D.C. Goins, Great Aunts and Daughters of Jason Goins are Sophia and Sarah Goins. Sophia and Sarah married into the Wiya Nipe Lenape and Mingo Clans of Barbour County, West Virginia. Sarah married Joeseph Hill and Sophia married Warner Pritchard.
There are many spelling variations to the surname Goins that include but are not limited to: Goin, Going, Gowen, Goyne, Guin and Goen. While the name does not appear in most of the list of names that are associated with the English surnames that are connected to the Lost Colony, there is a history of the Goins intermarrying with Waldens , Chavis, Locklear and other surnames that are associated with the Lost Colony. There was Francisco Guni that arrived in 1538 and Doughan Gannes that is listed on the roster of 1584. Some have speculated the name Goyne could be related to the Spanish and Portuguese settlers from Florida. It is interesting to note that James Ernest Goins is the current Chairman for the Lumbee Indians of North Carolina and is said to have come from a long line of tribal leaders.
Pontiac, one of the greatest Indian leaders, was an Ottawa Indian and said to have been born near Defiance, Ohio.

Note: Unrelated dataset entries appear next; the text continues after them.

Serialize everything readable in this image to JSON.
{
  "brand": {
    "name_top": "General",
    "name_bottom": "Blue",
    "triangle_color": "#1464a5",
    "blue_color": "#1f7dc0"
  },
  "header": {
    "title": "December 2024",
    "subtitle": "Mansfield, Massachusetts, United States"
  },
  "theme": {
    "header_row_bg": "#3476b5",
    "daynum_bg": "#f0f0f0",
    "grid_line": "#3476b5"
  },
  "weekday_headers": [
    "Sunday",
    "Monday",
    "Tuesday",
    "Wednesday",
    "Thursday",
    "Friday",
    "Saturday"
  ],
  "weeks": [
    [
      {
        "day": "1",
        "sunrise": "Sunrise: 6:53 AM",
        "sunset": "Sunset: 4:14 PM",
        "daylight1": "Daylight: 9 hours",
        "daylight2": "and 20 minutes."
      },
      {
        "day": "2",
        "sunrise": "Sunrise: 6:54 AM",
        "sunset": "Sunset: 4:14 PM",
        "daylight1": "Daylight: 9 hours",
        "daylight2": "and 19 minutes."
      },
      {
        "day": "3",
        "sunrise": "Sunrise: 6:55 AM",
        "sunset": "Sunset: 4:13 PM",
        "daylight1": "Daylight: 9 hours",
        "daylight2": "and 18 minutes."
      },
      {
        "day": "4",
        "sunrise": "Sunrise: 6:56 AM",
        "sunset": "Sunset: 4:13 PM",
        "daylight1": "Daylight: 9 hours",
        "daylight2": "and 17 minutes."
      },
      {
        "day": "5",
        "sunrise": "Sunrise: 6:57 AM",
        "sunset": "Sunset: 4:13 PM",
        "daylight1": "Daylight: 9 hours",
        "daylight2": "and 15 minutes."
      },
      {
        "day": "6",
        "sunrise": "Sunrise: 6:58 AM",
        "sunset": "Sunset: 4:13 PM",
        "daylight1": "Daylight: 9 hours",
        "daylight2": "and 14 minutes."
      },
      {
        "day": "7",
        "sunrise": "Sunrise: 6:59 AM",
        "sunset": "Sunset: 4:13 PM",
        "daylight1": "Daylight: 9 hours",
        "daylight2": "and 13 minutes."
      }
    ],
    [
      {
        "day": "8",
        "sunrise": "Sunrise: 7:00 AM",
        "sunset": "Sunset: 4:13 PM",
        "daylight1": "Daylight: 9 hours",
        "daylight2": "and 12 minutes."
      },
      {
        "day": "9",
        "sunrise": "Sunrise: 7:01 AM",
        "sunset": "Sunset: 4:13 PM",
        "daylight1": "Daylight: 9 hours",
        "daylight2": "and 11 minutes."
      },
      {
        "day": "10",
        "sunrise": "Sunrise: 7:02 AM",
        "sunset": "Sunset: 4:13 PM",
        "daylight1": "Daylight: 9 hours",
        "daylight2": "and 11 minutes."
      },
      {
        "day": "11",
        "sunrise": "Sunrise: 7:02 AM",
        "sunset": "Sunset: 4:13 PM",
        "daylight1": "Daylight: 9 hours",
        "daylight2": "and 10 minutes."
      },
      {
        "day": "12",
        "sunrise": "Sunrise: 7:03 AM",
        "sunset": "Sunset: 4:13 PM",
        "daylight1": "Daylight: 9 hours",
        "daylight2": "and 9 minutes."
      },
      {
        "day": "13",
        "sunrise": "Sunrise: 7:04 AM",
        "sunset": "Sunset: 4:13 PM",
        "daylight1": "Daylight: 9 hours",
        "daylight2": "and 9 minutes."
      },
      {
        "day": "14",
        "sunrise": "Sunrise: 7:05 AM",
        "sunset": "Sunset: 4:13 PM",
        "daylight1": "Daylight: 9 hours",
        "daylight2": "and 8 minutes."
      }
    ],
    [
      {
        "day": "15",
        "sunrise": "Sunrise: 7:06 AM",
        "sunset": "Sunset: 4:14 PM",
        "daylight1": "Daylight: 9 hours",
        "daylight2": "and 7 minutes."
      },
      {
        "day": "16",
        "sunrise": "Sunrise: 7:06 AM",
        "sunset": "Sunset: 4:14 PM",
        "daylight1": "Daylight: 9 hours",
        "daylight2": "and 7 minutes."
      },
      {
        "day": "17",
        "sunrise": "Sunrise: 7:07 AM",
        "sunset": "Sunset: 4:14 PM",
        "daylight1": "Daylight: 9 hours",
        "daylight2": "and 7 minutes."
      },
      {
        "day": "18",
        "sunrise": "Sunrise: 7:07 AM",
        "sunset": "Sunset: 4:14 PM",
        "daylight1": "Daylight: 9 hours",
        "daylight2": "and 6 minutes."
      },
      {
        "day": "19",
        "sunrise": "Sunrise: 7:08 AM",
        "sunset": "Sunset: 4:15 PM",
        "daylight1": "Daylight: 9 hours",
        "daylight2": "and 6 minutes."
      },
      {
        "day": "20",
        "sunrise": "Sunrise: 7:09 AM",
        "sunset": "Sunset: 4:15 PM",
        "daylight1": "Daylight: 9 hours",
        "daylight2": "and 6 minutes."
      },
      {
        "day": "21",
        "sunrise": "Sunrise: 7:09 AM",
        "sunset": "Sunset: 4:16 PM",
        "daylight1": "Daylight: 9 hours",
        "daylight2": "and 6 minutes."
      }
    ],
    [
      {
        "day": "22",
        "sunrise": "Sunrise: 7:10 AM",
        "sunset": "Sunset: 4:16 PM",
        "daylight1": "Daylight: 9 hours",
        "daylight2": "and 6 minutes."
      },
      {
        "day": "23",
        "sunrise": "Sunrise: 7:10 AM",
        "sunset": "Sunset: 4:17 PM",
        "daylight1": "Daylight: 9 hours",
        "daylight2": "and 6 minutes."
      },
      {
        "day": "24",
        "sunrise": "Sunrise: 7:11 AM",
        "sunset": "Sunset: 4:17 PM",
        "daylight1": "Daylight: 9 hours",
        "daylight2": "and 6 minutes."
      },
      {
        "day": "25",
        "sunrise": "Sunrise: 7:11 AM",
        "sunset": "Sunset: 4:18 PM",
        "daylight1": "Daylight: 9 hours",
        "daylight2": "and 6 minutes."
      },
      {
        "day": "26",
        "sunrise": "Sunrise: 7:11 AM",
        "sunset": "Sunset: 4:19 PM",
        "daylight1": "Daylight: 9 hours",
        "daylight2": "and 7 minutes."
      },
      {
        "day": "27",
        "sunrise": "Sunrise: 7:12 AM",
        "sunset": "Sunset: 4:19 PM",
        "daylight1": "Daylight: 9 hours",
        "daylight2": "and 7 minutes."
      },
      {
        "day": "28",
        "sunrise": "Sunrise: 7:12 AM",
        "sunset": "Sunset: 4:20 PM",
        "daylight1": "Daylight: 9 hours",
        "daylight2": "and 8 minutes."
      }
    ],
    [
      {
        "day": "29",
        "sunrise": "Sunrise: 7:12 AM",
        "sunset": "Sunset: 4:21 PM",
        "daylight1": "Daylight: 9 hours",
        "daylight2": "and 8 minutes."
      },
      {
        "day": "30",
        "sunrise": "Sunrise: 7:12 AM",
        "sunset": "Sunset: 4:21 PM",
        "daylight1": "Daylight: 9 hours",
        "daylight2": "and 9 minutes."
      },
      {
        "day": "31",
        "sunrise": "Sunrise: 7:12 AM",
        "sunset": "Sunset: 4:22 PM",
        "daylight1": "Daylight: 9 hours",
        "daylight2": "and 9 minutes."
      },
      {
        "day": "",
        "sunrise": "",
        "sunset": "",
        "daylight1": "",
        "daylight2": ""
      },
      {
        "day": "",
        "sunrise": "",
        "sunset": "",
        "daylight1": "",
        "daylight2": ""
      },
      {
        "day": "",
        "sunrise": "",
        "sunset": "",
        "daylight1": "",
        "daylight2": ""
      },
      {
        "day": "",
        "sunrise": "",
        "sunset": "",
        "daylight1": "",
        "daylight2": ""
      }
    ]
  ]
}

The largest Indian village ever located in Paulding County was Charloe, beautifully located upon the left bank of the Auglaize River in Brown Township. It was near the center of an Indian reservation, four miles square and known as Oquanoxa's reserve. Their chief, with about 400 Indians, dwelt there until 1820, when most of them moved west. Several straggling bands remained. Some of the names of Indians remembered by the old settlers were Ant, Wayne, Totigose, Saucy Jack, Big Yankee Jim, Draf Jim, P. Ashway, a squaw named Songo, and two brothers named Pokeshaw and Wapacanaugh. Charloe was named for an Indian chief, known as Charloe Peter, who acquired considerable fame as an orator and statesman.
At one time, the very ill daughter of Chief Oquanoxa was brought to Dr. John Evans, father of Dr. S.A. Evans of Delphos, for treatment. When her health was restored, the chief presented to the doctor, one of his finest horses.
History of Paulding County
Virginia Memory, Library of Virginia “hundreds of the descendants of Indians have obtained their freedom:” Freedom Suits in 18th & 19th Century Virginia